Exercise brief ▸ Below are the records; how many of their lines contain "date"? Reply only with that figure.

━━━ Data ━━━

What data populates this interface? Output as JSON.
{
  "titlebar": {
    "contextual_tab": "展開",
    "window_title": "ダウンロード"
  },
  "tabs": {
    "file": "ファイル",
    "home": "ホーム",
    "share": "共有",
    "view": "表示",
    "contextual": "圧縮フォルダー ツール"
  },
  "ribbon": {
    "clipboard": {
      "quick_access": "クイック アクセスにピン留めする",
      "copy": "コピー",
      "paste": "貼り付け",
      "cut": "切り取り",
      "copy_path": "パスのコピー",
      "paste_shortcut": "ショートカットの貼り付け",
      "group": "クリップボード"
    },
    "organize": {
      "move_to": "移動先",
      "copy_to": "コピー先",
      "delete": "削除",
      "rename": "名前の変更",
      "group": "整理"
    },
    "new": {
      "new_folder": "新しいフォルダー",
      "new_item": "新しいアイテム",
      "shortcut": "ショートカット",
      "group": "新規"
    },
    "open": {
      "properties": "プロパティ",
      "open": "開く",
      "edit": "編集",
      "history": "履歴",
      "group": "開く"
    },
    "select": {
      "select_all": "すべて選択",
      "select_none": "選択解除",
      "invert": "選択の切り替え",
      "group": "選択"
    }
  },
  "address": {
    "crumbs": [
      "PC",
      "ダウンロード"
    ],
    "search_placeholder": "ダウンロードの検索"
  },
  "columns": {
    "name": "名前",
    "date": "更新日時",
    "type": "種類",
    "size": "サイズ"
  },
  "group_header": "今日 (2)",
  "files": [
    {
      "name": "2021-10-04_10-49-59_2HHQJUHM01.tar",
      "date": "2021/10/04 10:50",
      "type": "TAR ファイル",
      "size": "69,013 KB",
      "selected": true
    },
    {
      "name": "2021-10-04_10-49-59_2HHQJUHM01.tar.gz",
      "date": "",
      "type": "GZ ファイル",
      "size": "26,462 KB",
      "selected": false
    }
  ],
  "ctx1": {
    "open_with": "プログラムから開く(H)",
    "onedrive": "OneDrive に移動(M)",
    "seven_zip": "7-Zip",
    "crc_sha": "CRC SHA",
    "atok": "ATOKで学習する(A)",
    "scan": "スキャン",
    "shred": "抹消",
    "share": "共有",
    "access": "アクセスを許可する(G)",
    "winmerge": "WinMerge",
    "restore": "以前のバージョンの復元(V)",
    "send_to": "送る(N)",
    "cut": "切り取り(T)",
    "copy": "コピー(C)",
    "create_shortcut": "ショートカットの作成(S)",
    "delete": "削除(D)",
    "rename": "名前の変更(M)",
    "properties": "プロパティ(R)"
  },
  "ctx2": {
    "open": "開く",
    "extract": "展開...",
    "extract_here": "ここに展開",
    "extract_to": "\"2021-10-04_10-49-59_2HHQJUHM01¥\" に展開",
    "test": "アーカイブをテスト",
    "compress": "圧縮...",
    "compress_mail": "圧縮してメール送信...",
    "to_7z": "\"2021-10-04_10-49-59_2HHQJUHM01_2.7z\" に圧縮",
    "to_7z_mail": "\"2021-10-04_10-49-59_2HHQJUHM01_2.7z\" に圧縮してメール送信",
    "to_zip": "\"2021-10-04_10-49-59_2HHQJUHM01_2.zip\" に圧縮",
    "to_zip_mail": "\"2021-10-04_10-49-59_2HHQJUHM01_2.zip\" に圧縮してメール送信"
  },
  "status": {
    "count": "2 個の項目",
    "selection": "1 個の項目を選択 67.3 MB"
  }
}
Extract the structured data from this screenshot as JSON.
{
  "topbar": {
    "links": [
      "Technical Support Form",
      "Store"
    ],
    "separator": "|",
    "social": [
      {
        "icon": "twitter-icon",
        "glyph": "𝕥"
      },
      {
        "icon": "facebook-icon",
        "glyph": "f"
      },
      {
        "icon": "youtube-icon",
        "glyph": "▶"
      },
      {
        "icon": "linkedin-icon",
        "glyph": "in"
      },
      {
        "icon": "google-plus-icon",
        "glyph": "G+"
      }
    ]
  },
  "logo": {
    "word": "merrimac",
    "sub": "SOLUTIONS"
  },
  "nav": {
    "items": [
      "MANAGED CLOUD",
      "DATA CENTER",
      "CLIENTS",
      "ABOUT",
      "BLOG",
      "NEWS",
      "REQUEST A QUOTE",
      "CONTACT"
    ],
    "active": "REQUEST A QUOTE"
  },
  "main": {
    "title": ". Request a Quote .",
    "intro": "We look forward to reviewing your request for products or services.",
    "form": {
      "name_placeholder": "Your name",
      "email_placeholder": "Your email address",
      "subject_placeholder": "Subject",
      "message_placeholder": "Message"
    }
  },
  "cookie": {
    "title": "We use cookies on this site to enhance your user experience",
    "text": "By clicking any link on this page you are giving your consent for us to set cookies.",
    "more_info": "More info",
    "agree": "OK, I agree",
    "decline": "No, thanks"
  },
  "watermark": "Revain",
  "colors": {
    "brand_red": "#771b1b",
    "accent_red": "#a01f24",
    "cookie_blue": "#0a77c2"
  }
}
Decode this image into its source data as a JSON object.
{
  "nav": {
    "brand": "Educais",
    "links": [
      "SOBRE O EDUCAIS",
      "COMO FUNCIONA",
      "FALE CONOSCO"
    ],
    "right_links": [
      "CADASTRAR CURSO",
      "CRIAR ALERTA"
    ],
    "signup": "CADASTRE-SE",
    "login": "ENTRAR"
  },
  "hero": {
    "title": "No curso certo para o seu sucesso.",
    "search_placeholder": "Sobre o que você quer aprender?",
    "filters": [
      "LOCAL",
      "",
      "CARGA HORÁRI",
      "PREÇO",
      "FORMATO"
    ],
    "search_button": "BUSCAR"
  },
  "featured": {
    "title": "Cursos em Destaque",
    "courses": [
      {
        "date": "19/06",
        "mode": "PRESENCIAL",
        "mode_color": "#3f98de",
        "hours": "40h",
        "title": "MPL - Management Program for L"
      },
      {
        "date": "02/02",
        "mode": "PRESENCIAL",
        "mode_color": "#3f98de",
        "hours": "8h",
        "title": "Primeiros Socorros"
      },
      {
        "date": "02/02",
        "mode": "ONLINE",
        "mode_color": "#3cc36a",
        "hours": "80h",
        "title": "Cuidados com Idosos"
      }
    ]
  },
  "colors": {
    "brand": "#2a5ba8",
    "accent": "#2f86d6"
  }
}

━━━

Completed exercise ▸ 6